    They haven't changed at all and if they do end up getting a majority in the house they will slip right back into their irresponsible/corrupt ways. Forgive me for not believing anything a politician says.

  12. As I pointed out in my comment to your Pep Talk post, you are likely going to be wrong about jobs.

    Look at this Conference Board chart of the leading economic indicators.


    Or the ISM Purchasing Managers index:


    Both of those charts imply gigantic capital "V" shaped recoveries from the bottom. This rebound is going to be stronger than the rebound after the '90-'91 recession.

    On it's last conference call, Cicso said it's order book is strong enough that it will re-hire 3000 people. Tenneco was on the verge of bankruptcy a year ago. It's stock traded below $1.50. Now it's over $20 and it will rehire 300 people. Consumer discretionary spending is turning up. Capacity utilization rates started turning up months ago. Industrial commodity prices like iron ore and copper have been on a tear the past year. The Federal Reserve has targeted the Fed Funds rate at 0% -0.25% for the past year, creating the loosest financial conditions in history. Corporate credit spreads are also as tight as I've ever seen them. There was a story yesterday that Berkshire Hathway's borrowing costs for two year paper is less than the federal government's.

    I think we're going to see some good job creation numbers in the coming months. That's why the President sent out 3 members of his economic team last week saying exactly the opposite. They were lowering the expectations bar. When actual job creation turns out to be moderate to strong, they will look like heros going into the elections in November.

  13. Bill

    Unless I'm reading you wrong, you are way off the mark about Democrat messaging.

    Democrats were nearly buried under the weight of their own bad messaging. That they weren't stands as a testimony to the compliant Main Stream Press and their own steely determination to get what they want. But they most certainly did not win any prizes on messaging.

    Nearly 60% of the public thinks the HCR Bill stinks on ice, and even more have serious reservations. All the graft, corruption, weasel wording, bad economics, possible federal funding of abortions, and Constitutional issues means the Bill contains plenty to offend everyone.

  14. The assumption that Americans will be willing to give up something they do not yet have to protect their children is becoming less likely as we continue down the entitlement road.

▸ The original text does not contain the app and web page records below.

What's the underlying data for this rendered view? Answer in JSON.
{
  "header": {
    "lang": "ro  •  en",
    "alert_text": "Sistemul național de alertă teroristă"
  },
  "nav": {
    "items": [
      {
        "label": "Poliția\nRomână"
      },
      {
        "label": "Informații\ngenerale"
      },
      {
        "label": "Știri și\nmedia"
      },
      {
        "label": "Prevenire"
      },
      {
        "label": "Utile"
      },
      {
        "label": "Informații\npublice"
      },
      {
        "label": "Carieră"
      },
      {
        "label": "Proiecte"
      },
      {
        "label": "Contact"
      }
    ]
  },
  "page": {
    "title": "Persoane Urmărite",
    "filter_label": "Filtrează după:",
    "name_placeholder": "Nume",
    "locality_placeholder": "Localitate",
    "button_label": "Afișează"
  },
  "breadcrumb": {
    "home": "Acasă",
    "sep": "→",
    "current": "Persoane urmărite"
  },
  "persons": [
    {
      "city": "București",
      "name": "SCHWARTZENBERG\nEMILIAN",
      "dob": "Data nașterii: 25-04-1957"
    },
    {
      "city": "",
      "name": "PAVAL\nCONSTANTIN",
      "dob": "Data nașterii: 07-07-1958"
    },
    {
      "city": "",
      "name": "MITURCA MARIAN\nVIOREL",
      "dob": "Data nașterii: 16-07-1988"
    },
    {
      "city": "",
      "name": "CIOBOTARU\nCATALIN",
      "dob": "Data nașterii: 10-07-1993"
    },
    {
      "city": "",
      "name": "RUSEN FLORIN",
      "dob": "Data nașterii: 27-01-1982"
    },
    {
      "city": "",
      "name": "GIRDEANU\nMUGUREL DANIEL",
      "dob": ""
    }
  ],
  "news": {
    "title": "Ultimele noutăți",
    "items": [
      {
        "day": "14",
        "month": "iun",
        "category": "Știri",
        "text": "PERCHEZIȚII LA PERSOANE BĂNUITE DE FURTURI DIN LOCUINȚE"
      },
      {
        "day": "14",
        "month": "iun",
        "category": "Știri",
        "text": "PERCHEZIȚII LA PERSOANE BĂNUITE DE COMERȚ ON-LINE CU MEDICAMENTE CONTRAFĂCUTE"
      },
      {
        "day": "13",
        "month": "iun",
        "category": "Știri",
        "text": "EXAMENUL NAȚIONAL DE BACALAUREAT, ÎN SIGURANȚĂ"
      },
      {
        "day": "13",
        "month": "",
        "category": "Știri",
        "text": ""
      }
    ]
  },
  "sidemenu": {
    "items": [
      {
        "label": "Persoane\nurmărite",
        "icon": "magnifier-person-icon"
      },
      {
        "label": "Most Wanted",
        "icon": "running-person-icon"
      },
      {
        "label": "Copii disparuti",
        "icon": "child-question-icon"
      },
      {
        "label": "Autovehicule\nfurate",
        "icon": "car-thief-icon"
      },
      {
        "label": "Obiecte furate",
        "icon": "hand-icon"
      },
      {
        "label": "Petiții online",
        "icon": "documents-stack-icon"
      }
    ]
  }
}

Just see how willing the public unions are willing to cut back to enable states and municipalities to balance their budgets. There are not the revenues but the unions still expect to live on the largess of the private economy. The mine set of individualism is gone.

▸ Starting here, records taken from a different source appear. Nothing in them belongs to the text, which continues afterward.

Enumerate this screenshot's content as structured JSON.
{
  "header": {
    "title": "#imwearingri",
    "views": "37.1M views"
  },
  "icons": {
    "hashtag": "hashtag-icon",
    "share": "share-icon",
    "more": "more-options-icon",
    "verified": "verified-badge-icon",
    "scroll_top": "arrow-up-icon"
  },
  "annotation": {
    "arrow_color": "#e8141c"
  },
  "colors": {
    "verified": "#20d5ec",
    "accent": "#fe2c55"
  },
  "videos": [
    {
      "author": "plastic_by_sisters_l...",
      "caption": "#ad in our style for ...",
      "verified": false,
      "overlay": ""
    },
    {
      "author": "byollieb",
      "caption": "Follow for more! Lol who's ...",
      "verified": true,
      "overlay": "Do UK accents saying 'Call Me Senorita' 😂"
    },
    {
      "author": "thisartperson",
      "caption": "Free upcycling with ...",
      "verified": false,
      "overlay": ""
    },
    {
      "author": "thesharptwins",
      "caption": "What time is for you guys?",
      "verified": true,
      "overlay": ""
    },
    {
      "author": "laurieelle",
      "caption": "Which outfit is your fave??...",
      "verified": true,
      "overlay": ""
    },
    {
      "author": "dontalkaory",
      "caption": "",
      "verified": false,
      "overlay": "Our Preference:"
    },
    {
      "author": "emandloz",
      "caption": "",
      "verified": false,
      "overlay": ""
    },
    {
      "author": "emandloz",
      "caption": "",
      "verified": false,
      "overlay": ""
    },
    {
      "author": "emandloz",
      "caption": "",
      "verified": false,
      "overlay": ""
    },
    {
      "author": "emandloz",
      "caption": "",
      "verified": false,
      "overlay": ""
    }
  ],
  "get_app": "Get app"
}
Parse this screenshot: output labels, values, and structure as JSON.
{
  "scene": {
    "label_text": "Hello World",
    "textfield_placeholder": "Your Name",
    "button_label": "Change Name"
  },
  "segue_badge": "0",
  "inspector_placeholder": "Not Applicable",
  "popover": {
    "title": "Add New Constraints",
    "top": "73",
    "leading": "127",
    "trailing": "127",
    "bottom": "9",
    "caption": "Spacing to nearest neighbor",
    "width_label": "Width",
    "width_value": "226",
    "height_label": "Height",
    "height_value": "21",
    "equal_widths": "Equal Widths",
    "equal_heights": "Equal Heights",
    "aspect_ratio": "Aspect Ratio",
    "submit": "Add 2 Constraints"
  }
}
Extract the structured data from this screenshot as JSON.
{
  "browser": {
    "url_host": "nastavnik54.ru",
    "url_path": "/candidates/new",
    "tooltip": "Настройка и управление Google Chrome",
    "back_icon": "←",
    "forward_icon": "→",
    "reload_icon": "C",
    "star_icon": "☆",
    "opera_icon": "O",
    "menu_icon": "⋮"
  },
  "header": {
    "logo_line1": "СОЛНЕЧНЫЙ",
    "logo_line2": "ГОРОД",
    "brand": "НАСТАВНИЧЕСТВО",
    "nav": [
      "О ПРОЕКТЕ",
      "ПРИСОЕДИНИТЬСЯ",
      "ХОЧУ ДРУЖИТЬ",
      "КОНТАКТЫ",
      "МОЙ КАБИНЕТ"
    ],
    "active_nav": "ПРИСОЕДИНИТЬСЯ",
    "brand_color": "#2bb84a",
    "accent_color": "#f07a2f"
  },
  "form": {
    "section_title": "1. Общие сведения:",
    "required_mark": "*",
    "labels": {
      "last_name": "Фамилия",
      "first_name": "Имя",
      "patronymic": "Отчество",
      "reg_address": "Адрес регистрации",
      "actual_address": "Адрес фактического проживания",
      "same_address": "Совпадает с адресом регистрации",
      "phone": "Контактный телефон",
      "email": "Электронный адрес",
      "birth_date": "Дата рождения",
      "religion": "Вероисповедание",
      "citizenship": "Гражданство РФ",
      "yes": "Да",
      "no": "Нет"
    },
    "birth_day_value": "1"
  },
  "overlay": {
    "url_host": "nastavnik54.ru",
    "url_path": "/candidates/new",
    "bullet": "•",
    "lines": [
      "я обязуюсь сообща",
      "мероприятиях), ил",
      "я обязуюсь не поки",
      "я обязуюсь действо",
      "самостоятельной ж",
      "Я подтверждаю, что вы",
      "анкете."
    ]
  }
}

  15. The message about the impact of the health care bill can be complex and difficult to convey. One approach I've devised is a Medical Coverage Index, along the lines of the Consumer Price Index. Medical coverage is defined as Supply divided by Demand. We pick a base point, say March 20, 2010, where the MCI is set to 100: Supply and Demand are both 100.
    Now, Demand must increase, since more people will be getting insurance. We can argue about how much, but for the sake of the exercise, let's use the 15% claimed by the advocates of the bill as being the increment they would cover. So, Demand has moved to 115. If nothing else happens, our index drops to 100/115, or (roughly) 86.
    But the bill is also likely to lead to reduced supply, as doctors, finding less satisfaction in their careers, opt to leave practice. (There was a survey that indicated 46% of doctors would leave if the bill passed.) Again, we can quibble about the size of the move, but the direction will be toward lower supply. Let's use a 40% decrease, somewhat less than the survey indicated. Our MCI is now 60/115, or 52.
    A drop in the MCI from 100 to 52 is easy to explain and to understand, and is (I think) a dramatic way to make the point.